End of an era as paper airline tickets dropped from June 1

May 29, 2008

The paper airline ticket comes to the end of its life on Sunday when 240 carriers belonging to the world association IATA switch to all electronic ticketing, much of it through Internet booking.

IATA members account for 94 percent of world airline traffic and by the end of February, 94 percent of them had already abandoned the rectangle of stiff paper in favour of digital technology.

In Africa, 87 percent of IATA airlines had made the switch.

The last paper tickets will be sold on Saturday, and the International Air Transport Association estimates that its member airlines will save three billion dollars (1.9 billion euros) a year, a much needed economy in the face of a huge rise in fuel costs.

"From June 1, no travel agent will be able to issue a paper ticket," an IATA spokesman said.

However, paper tickets issued before the deadline will still be valid for the travel dates indicated on them.

The issue and handling of a paper ticket costs an airline 10 dollars: its electronic replacement one dollar on average.

IATA also calculates that the end of the paper ticket will save 50,000 trees per year.

(c)2008 AFP

Explore further: HP supercomputer at NREL garners top honor

add to favorites email to friend print save as pdf

Related Stories

UK sends warships to rescue stranded Britons

Apr 19, 2010

(AP) -- Britain sent Royal Navy warships on Monday to rescue those stranded across the Channel by the volcanic ash cloud, and the aviation industry blasted European transport officials, claiming there was ...

Recommended for you

Apple sees iCloud attacks; China hack reported

9 hours ago

Apple said Tuesday its iCloud server has been the target of "intermittent" attacks, hours after a security blog said Chinese authorities had been trying to hack into the system.

HP supercomputer at NREL garners top honor

12 hours ago

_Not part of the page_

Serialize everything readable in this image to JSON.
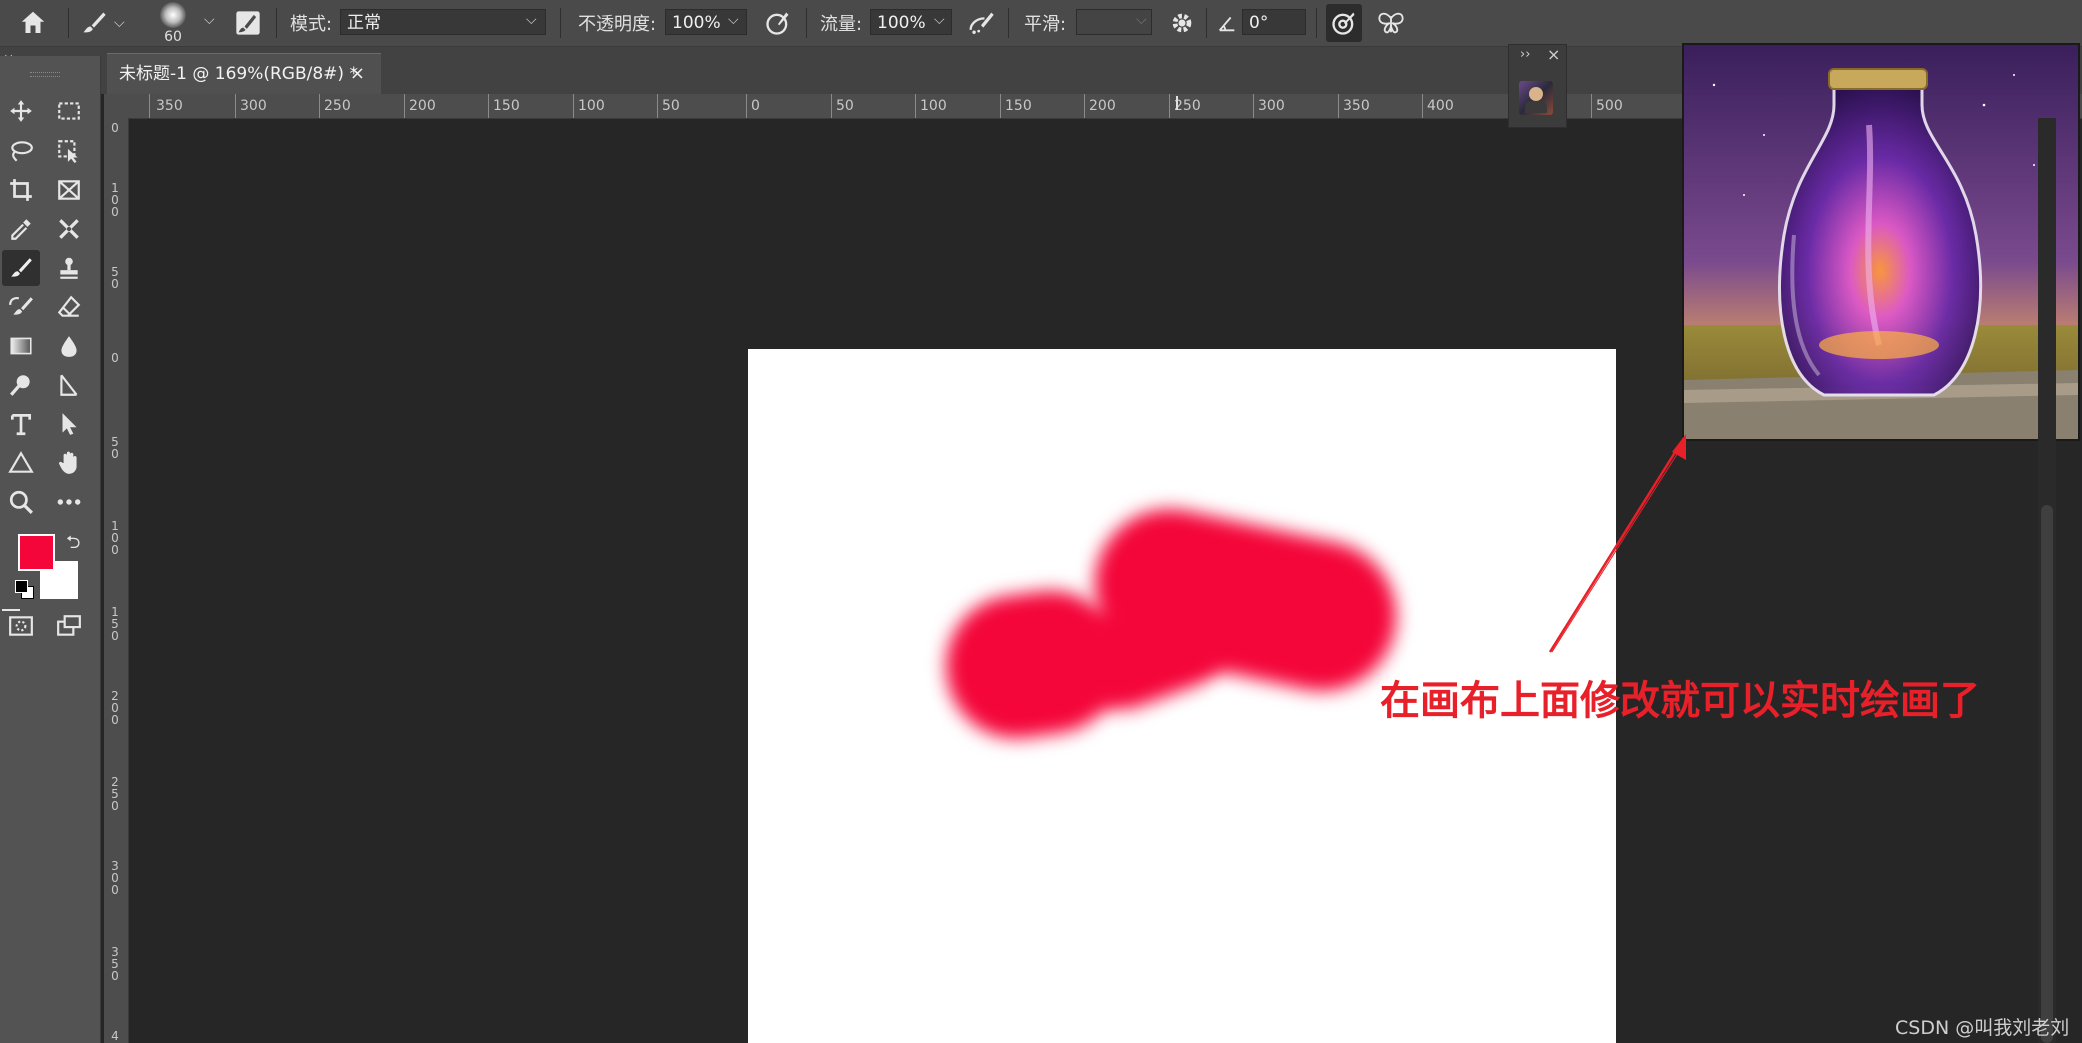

A supercomputer created by Hewlett-Packard (HP) and the Energy Department's National Renewable Energy Laboratory (NREL) that uses warm water to cool its servers, and then re-uses that water to heat its building, has been ...

User comments : 0